“Sukiyaki” is a food that you eat after baking meat, adding seasonings and vegetables and then bringing to the boil. It has a salty-sweet and rich taste. Typically, ”Sukiyaki Pot (flat steel pot)” or grill pot is heated on the table using a gas cassette cooker, and you eat while cooking. There are also hot plates that you can use as a grill pot.


Mainly, thinly sliced beef is used. “Shabu-shabu” also uses thinly sliced meat, but the meat is usually slightly thicker than “Shabu-shabu”. You can also use pork, chicken, or duck meat.


Ingredients such as leek, “Shungiku”, white cabbage, “Mizuna”, burdock root, “Shiitake” mushrooms, “Enoki” mushrooms, baked tofu, and “Shirataki” (stringy “Konyaku”) are used to give it the sweet-spicy taste.


Broadly speaking, “Sukiyaki” can be divided into “Kanto style” and “Kansai style”, and the method of making and taste differ. With “Kanto style”, you first make a seasoning called a “Warishita”, in which you mix sugar, soy sauce, “mirin”, and “Sake”, in advance, and then boil the meat and vegetables. With “Kansai style”, on the other hand, no “Warishita” is made, and you add flavors such as sugar and soy sauce after baking the meat, and then vegetables, before adding “Kaeshi” (a mixture of mirin, boiled to remove the alcohol, and soy sauce), as well as “Sake” and soup stock, to prevent it boiling down.As “Warishita” is commercially available, it may be easier to make Kanto-style when making Sukiyaki the first time.

Origins of “Sukiyaki”

Originally, “Sukiyaki” is a food from Kansai. The name is said to originate from the fact that meat is placed on the metal section known as a “Suki (farm implement for digging up earth in the shape of a scoop)” before baking and eating. On the other hand, in Kanto there is the “Gyunabe”, in which the beef and other ingredients are boiled in the “Warishita”. These are all merged and later became known as “Sukiyaki”. For this reason, the way of making it and the taste differ between Kanto style and Kansai style.

How to make

First, let’s confirm the differences between Kanto style and Kansai style through some videos.

Kanto Style

Kansai Style

Prepare the ingredients

Cut the beef into thin, easy-to-eat, sized strips. It is convenient to use meat “for Sukiyaki”, which is thinly-cut and sold in stores.

Cut the leek in slants, and cut the “Shungiku”, “Mizuna”, and white cabbage to easy-to-eat sizes. Use a peeler to peel hard vegetables, such as burdock root.

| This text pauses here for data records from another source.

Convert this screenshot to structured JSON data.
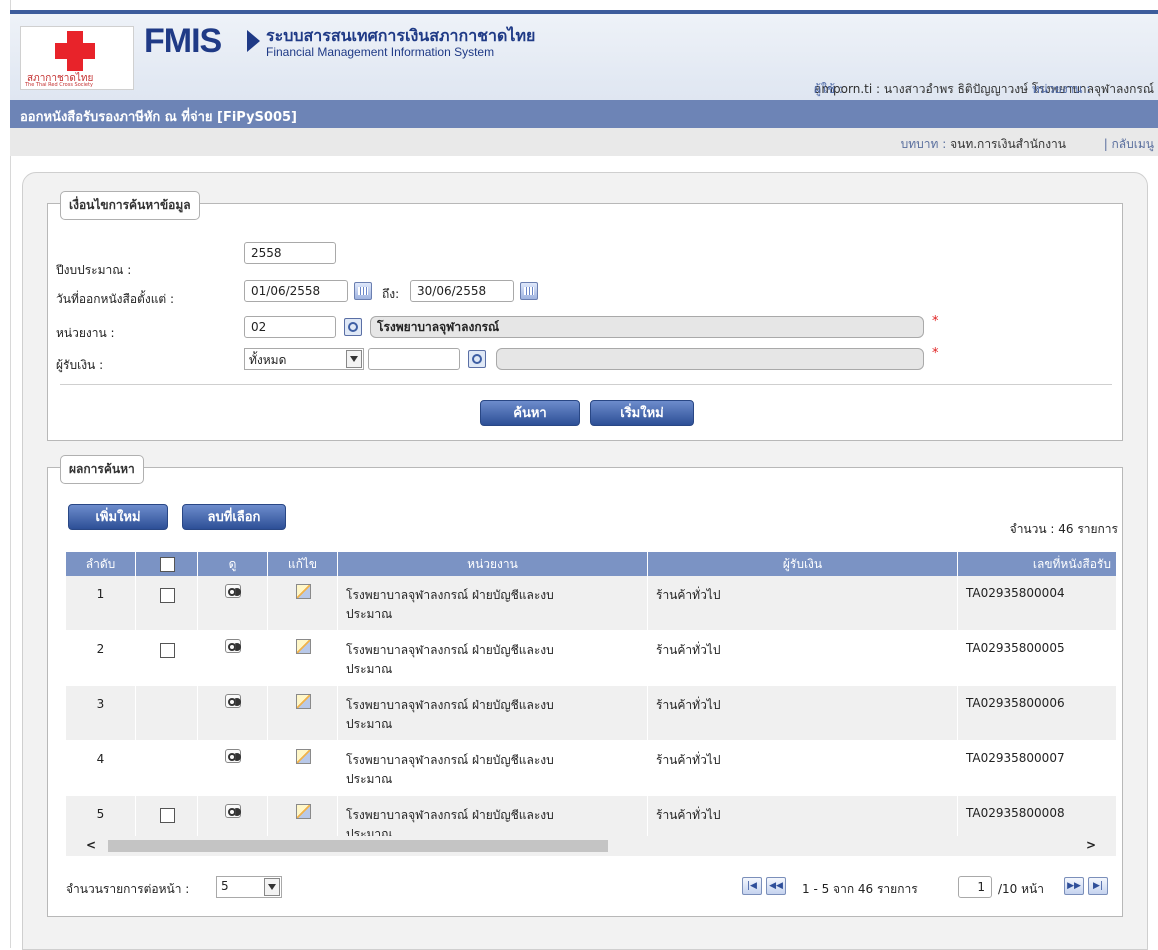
{
  "header": {
    "logo_text": "สภากาชาดไทย",
    "logo_sub": "The Thai Red Cross Society",
    "brand": "FMIS",
    "system_th": "ระบบสารสนเทศการเงินสภากาชาดไทย",
    "system_en": "Financial Management Information System",
    "user_label": "ผู้ใช้ :",
    "user_value": "amporn.ti : นางสาวอำพร ธิติปัญญาวงษ์",
    "unit_label": "หน่วยงาน :",
    "unit_value": "โรงพยาบาลจุฬาลงกรณ์"
  },
  "page_title": "ออกหนังสือรับรองภาษีหัก ณ ที่จ่าย [FiPyS005]",
  "role": {
    "label": "บทบาท :",
    "value": "จนท.การเงินสำนักงาน",
    "back": "| กลับเมนู"
  },
  "search": {
    "legend": "เงื่อนไขการค้นหาข้อมูล",
    "fiscal_year_label": "ปีงบประมาณ :",
    "fiscal_year": "2558",
    "date_from_label": "วันที่ออกหนังสือตั้งแต่ :",
    "date_from": "01/06/2558",
    "date_to_label": "ถึง:",
    "date_to": "30/06/2558",
    "unit_label": "หน่วยงาน :",
    "unit_code": "02",
    "unit_name": "โรงพยาบาลจุฬาลงกรณ์",
    "payee_label": "ผู้รับเงิน :",
    "payee_type": "ทั้งหมด",
    "payee_code": "",
    "payee_name": "",
    "required_mark": "*",
    "search_button": "ค้นหา",
    "reset_button": "เริ่มใหม่"
  },
  "results": {
    "legend": "ผลการค้นหา",
    "add_button": "เพิ่มใหม่",
    "delete_button": "ลบที่เลือก",
    "count_text": "จำนวน : 46 รายการ",
    "columns": [
      "ลำดับ",
      "",
      "ดู",
      "แก้ไข",
      "หน่วยงาน",
      "ผู้รับเงิน",
      "เลขที่หนังสือรับ"
    ],
    "rows": [
      {
        "no": "1",
        "checkbox": true,
        "unit": "โรงพยาบาลจุฬาลงกรณ์ ฝ่ายบัญชีและงบ",
        "unit2": "ประมาณ",
        "payee": "ร้านค้าทั่วไป",
        "doc": "TA02935800004"
      },
      {
        "no": "2",
        "checkbox": true,
        "unit": "โรงพยาบาลจุฬาลงกรณ์ ฝ่ายบัญชีและงบ",
        "unit2": "ประมาณ",
        "payee": "ร้านค้าทั่วไป",
        "doc": "TA02935800005"
      },
      {
        "no": "3",
        "checkbox": false,
        "unit": "โรงพยาบาลจุฬาลงกรณ์ ฝ่ายบัญชีและงบ",
        "unit2": "ประมาณ",
        "payee": "ร้านค้าทั่วไป",
        "doc": "TA02935800006"
      },
      {
        "no": "4",
        "checkbox": false,
        "unit": "โรงพยาบาลจุฬาลงกรณ์ ฝ่ายบัญชีและงบ",
        "unit2": "ประมาณ",
        "payee": "ร้านค้าทั่วไป",
        "doc": "TA02935800007"
      },
      {
        "no": "5",
        "checkbox": true,
        "unit": "โรงพยาบาลจุฬาลงกรณ์ ฝ่ายบัญชีและงบ",
        "unit2": "ประมาณ",
        "payee": "ร้านค้าทั่วไป",
        "doc": "TA02935800008"
      }
    ]
  },
  "pagination": {
    "per_page_label": "จำนวนรายการต่อหน้า :",
    "per_page": "5",
    "range_text": "1 - 5 จาก 46 รายการ",
    "page": "1",
    "of_pages": "/10 หน้า"
  },
  "colors": {
    "header_bar": "#6d84b6",
    "grid_header": "#7b93c4",
    "button": "#3a5ba3",
    "brand": "#1f3a86",
    "required": "#e02020"
  }
}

Remove the butt end from the Shiitake and Enoki mushrooms, and divide them in an easy-to-eat quantity. Divide the tofu into 8 equal parts. When you boil the “Shirataki”, some foam will appear, so we recommend pre-boiling in lightly salted water in advance. If the Shirataki is not bundled, cut to approximately 15cm.

[Kanto style only] Prepare the “Warishita”

Mix together the sugar, soy sauce, “sake”, and “mirin”. You may wish to add soup stock to taste. The quantities are up to you, but it may be good to use commercially-available “Sukiyaki sauce” at first.

Bake the meat before eating

First, enjoy eating the meat. After that, you can enjoy the remainder of the meat with the vegetables.

Heat the pot and melt the beef tallow. Spread out the beef and cook both sides. In the case of Kanto style, mix in a small amount of “Warishita” when eating. In the case of Kansai style, mix in sugar and soy sauce when eating.

Bake the rest of the meat, add vegetables and boil

Bake the remainder of the meat and add vegetables.

In the case of Kanto style, add “Warishita” so it fills up half of the pot, and boil. In the case of Kansai style, add sugar and soy sauce, and then add “Kaeshi”, “Sake”, and soup stock to prevent it boiling down.

In either case, add the vegetables that take longer to cook first.

How to eat

Generally, with “Sukiyaki”, you add a raw egg when eating. If you are not so keen on raw eggs, why not try half-cooked, fried eggs, or “onsen tamago” (eggs cooked in hot springs)? If you are going to eat it without adding the eggs, we recommend making the sauce a little weaker.

Just before finishing the “Sukiyaki” and just before the solid ingredients and soup completely disappear, we recommend adding pre-cooked “Udon” noodles or cooked rice.